> PROBLEM REQUIREMENTS:
Every line containing "JSON" should be identified and copied from the data below.

(DATA SUPPLIED Opens)

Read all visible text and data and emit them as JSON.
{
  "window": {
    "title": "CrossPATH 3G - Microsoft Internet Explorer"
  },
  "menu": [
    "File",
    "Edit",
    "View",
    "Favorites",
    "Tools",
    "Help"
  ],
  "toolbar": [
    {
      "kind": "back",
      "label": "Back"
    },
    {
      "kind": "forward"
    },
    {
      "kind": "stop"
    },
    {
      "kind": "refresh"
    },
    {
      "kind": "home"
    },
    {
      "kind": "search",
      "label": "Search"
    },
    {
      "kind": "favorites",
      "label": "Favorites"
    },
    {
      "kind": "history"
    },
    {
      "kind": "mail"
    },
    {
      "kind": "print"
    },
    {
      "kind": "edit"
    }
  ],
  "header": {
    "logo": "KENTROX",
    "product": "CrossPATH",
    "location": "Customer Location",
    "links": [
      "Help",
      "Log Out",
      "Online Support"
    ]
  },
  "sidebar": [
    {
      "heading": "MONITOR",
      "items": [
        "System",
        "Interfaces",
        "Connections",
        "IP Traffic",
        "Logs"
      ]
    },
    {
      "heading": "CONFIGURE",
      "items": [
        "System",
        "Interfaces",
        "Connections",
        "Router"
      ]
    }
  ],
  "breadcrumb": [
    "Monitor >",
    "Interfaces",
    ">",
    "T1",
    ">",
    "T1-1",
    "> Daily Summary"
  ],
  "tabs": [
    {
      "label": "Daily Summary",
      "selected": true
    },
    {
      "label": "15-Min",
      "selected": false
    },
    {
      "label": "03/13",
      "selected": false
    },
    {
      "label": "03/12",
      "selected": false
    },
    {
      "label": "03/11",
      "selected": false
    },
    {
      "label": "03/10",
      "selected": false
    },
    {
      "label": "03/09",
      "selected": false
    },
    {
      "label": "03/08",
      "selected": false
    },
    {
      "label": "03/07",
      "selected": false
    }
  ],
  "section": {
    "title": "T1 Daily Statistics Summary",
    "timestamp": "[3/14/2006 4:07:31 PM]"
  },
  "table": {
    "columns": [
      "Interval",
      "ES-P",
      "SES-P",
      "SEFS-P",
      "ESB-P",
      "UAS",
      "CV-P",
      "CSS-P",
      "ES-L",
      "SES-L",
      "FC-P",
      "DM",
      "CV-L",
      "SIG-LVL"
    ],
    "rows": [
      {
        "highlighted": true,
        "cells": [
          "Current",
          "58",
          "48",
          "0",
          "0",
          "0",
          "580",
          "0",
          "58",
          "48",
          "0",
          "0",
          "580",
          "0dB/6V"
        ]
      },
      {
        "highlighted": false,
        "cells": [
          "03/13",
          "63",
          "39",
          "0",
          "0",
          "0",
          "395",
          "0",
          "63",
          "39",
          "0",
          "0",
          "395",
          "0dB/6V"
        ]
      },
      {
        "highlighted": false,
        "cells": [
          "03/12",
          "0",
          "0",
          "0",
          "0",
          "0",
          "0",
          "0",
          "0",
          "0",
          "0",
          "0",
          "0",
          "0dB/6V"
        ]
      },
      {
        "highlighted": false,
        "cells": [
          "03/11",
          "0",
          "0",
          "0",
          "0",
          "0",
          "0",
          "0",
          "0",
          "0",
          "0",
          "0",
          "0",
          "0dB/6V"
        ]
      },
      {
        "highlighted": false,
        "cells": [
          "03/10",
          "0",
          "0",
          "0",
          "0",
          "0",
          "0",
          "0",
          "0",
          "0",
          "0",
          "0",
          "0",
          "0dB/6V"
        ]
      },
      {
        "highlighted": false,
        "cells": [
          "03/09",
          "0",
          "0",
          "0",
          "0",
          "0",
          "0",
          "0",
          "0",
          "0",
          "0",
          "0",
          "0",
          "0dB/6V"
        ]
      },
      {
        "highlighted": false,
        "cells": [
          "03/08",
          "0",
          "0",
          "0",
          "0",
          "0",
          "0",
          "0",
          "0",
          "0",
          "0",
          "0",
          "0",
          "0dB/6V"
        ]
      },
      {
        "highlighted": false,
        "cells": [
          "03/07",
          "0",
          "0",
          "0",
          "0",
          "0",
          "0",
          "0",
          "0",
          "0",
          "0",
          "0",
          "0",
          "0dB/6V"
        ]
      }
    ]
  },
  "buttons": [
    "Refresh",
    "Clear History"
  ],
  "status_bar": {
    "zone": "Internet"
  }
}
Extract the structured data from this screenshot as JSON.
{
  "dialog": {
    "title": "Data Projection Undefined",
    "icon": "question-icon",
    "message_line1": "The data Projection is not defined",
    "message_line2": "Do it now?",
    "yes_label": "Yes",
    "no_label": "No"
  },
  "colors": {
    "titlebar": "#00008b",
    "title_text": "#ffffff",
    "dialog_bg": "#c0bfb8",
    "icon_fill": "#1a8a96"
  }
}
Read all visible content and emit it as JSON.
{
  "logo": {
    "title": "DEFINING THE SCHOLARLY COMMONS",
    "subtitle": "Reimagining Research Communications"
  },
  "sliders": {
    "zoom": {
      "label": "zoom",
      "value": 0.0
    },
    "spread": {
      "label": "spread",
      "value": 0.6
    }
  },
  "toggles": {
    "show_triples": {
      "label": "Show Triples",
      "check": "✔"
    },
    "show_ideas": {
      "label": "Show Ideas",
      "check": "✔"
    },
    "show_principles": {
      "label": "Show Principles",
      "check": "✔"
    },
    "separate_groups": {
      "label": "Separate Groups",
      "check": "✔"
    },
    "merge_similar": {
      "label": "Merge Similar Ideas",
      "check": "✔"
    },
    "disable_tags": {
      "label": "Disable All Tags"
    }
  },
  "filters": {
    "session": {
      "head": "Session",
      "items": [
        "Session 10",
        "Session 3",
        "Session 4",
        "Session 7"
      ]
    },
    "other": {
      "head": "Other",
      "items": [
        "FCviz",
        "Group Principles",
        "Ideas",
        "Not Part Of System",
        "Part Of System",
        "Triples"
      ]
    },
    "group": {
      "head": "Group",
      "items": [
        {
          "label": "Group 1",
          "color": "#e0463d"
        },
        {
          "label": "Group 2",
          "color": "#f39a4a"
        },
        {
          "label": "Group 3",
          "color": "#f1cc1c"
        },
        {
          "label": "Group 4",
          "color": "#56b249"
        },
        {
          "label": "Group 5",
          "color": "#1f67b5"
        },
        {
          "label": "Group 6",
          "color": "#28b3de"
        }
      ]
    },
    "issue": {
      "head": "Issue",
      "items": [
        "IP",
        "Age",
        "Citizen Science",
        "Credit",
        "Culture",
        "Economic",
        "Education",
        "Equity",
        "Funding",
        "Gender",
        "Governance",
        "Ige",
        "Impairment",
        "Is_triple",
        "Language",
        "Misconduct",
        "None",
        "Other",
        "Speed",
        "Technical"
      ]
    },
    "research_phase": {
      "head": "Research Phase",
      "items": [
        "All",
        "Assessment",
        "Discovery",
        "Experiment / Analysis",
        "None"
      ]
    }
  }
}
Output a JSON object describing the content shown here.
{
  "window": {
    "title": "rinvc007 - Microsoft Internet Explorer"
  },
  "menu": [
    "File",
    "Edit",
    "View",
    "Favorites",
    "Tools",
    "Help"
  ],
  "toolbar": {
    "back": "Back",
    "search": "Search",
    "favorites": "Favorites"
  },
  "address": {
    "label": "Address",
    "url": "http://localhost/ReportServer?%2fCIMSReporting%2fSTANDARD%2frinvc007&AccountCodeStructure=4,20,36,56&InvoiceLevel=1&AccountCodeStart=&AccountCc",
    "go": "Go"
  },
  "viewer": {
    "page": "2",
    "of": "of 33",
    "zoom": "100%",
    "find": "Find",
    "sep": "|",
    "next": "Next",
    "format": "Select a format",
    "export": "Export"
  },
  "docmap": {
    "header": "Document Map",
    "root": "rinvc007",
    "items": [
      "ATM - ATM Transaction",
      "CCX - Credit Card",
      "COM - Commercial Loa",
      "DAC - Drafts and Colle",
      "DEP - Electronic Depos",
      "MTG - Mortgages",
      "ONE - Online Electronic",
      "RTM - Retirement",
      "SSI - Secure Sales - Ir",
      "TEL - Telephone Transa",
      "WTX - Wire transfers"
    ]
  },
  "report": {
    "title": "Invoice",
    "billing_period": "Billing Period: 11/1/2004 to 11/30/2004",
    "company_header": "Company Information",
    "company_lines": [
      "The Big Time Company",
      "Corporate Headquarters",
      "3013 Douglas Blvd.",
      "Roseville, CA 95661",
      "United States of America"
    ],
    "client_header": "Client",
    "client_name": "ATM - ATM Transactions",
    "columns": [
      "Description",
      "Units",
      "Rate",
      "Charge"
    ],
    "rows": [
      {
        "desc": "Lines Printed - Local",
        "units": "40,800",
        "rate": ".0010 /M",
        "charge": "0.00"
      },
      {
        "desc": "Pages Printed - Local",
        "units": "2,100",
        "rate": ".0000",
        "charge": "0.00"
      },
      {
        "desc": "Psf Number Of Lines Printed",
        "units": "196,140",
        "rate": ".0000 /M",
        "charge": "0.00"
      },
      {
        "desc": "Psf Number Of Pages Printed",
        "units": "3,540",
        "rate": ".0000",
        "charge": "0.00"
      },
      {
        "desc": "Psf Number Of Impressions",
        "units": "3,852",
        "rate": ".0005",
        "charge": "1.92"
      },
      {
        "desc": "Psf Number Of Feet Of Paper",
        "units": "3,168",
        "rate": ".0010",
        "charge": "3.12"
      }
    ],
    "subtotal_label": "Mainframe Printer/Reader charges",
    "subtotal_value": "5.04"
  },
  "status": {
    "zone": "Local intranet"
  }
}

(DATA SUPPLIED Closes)

> EXERCISE RESULT:
Read all visible text and data and emit them as JSON.
Extract the structured data from this screenshot as JSON.
Read all visible content and emit it as JSON.
Output a JSON object describing the content shown here.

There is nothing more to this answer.